Every Thursday this summer, we are introducing students and families to a different member of the College Coach admissions team. Drop in to see what we’re reading, where we went to school, and our strategies for beginning the college essay. As you work with us to find an educational consultant who best fits your needs or the needs of your child, we will help you consider the personality and working styles that will bring out the best in you or your student. Today we introduce Ian Fisher, who works with students both in our Palo Alto office and remotely.
Where are you from?
Ian: I was born and raised in Tempe, Arizona, but I feel like I really grew up when I moved to Portland, Oregon.
Where did you go to school?
Ian: Reed College and the Stanford Graduate School of Education.
What did you study?
Ian: At Reed I majored in philosophy, but studied everything from economics to political science, math, chemistry, and anthropology. My thesis was The Ethical Implications of Creating Life from Scratch. My graduate degree is in Policy, Organization, and Leadership Studies, but I also found time at Stanford to take a class in the philosophy of film.
Where did you work?
Ian: I served for five years as a senior admission officer at Reed.
What are you reading right now for fun?
Ian: Before They Are Hanged, by Joe Abercrombie, which is the second book in the “First Law” series. Book one, The Blade Itself, was so good that I bought the next two without batting an eye. I’m also trying desperately to catch up on my New Yorker subscription but finding I’m always at least a month behind.
You have a free weekend and carte blanche to go anywhere and do anything. What do you do?
Ian: I would take my family to a cabin in the woods with a big, open lawn running down to a lake. We’d meet some of our closest friends there and spend the weekend reading, swimming, grilling, and relaxing.
What was your favorite thing about college?
Ian: Nobody who knows me would expect me to say anything other than ultimate Frisbee, and I couldn’t come up with a better answer, so there it is. The Frisbee team is where I met my closest friends, it was how I created community at Reed and around Portland, and it was a way for me to challenge my physical limitations as much as my classes were challenging my intellectual ones. Ironic that my experience at Reed was in many ways defined by a sport, given the institution’s categorical abstention from varsity athletics.
What about your college experience was different from what you expected?
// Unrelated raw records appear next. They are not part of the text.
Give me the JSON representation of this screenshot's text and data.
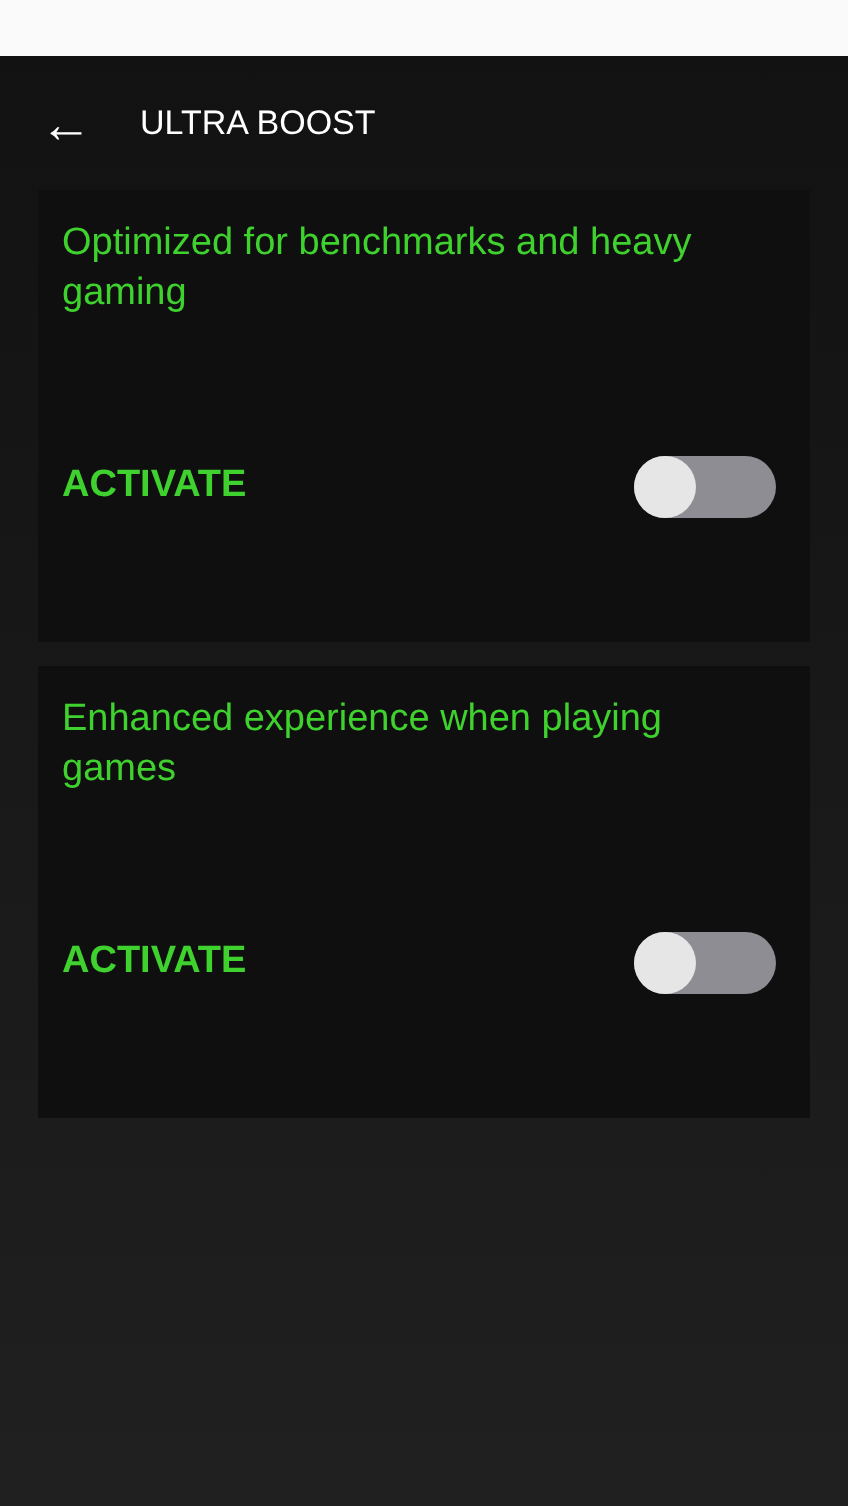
{
  "header": {
    "back_icon": "←",
    "title": "ULTRA BOOST"
  },
  "modes": [
    {
      "description": "Optimized for benchmarks and heavy gaming",
      "label": "ACTIVATE",
      "on": false
    },
    {
      "description": "Enhanced experience when playing games",
      "label": "ACTIVATE",
      "on": false
    }
  ]
}
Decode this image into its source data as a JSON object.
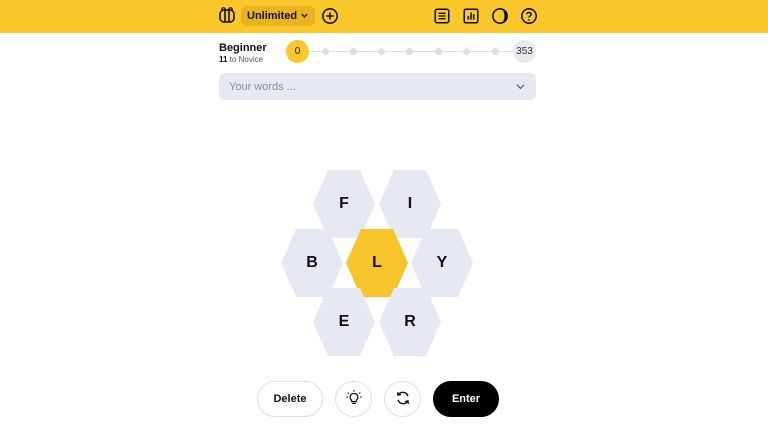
{
  "header": {
    "mode_label": "Unlimited",
    "icons": [
      "bee-logo-icon",
      "chevron-down-icon",
      "plus-circle-icon",
      "list-icon",
      "bar-chart-icon",
      "dark-mode-icon",
      "help-icon"
    ]
  },
  "rank": {
    "title": "Beginner",
    "points_to_next": "11",
    "next_rank_text": "to Novice"
  },
  "progress": {
    "current_score": "0",
    "max_score": "353",
    "milestones_count": 8
  },
  "words": {
    "placeholder": "Your words ..."
  },
  "hive": {
    "center_letter": "L",
    "letters": {
      "top_left": "F",
      "top_right": "I",
      "mid_left": "B",
      "mid_right": "Y",
      "bottom_left": "E",
      "bottom_right": "R"
    },
    "center_color": "#f7c42a",
    "outer_color": "#e6e9f2"
  },
  "controls": {
    "delete_label": "Delete",
    "enter_label": "Enter"
  },
  "colors": {
    "brand_yellow": "#fac82a",
    "pill_yellow": "#e8b41d"
  }
}
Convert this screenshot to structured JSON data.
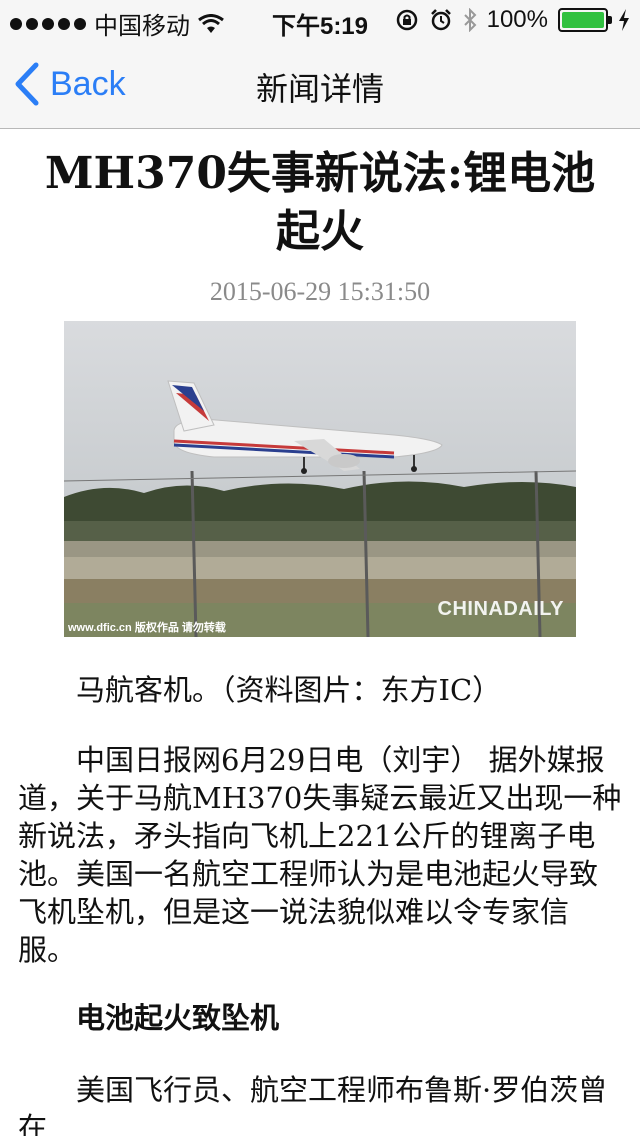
{
  "status_bar": {
    "carrier": "中国移动",
    "time": "下午5:19",
    "battery_text": "100%",
    "battery_level": 1.0,
    "icons": [
      "signal-dots-icon",
      "wifi-icon",
      "rotation-lock-icon",
      "alarm-icon",
      "bluetooth-icon",
      "battery-icon",
      "charging-icon"
    ]
  },
  "nav": {
    "back_label": "Back",
    "title": "新闻详情"
  },
  "article": {
    "headline": "MH370失事新说法:锂电池起火",
    "date": "2015-06-29 15:31:50",
    "photo": {
      "credit_left": "www.dfic.cn 版权作品 请勿转载",
      "credit_right": "CHINADAILY"
    },
    "caption": "马航客机。（资料图片：东方IC）",
    "paragraph1": "中国日报网6月29日电（刘宇） 据外媒报道，关于马航MH370失事疑云最近又出现一种新说法，矛头指向飞机上221公斤的锂离子电池。美国一名航空工程师认为是电池起火导致飞机坠机，但是这一说法貌似难以令专家信服。",
    "subheading": "电池起火致坠机",
    "paragraph2": "美国飞行员、航空工程师布鲁斯·罗伯茨曾在"
  },
  "colors": {
    "accent": "#2b7ef6",
    "bar_bg": "#f6f6f6",
    "date_gray": "#8a8a8a",
    "battery_green": "#31c140"
  }
}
Ian: I never expected it to be so hard. I thought I was a pretty smart kid when I graduated from high school, but I got to Reed and discovered how many brilliant minds are out there, and how much I have to learn from them. Reed was a seriously humbling experience.
What’s your philosophy on college admission?
Ian: Don’t begin with an answer; begin with a question. Then, ask as many questions as you can. Stay as broad as possible for as long as possible. Give yourself as many options as you can conceive. Do research. Be open to discomfort. Try to see yourself everywhere you look. Try again. Don’t marry yourself to one school too early in the process; if it’s really your #1 choice, it’ll still be there a month from now. If you do it all right, you’ll learn something about yourself along the way.
What aspect of the college admissions process do you most enjoy working on?
Ian: I love writing, and I love the writing process. I love helping students conceive an essay idea that has potential. I love the moment when a student realizes that something he thought was simple and normal is actually really interesting and really special and might make for a terrific essay. And I love helping her write it, and talk through it, and edit it, until she loves it and it’s ready to be submitted.
What is the most common mistake you see from students that can easily be fixed?
Ian: Too often, students try to choose the essay topic that fits their idea of what The College Essay (all capital letters) ought to be. When students let go of that conception and begin to be receptive to writing the idea that they are passionate about, they find the process comes so much more easily.
How do you encourage students to look beyond the schools they know to find hidden gems?
Ian: Visit as many schools within two hours driving as you can, without ruling any out. See a big one and a small one; an urban one and a rural one. Track what you like and what you don’t like by taking notes along the way. At the end of a few visits, you’ll start to get a sense of the kind of place you’re looking for, and your search will be much easier.
What in your mind makes a good college essay?
Ian: A good essay gets right to the point. It has a clear arc. It is written with openness and reflection and humility. After reading it, I know as much about who you are as what you do.
What are some important things you’ve learned during your time as a College Coach educator?
Ian:So much! The team is so great at throwing out different ideas and perspectives, at giving me new strategies for working with different kinds of students with different organizational processes, and at teaching me about the wide range of the college experience.
What would you say to your high school self if you could coach him/her through the process?
Ian: Just because it’s not on a Top 10 list doesn’t mean it can’t be great. Look for somewhere small with a compelling community and pay no attention to the bright lights; there’s plenty of time to catch up to those in grad school. And above all: you don’t know it all, dude.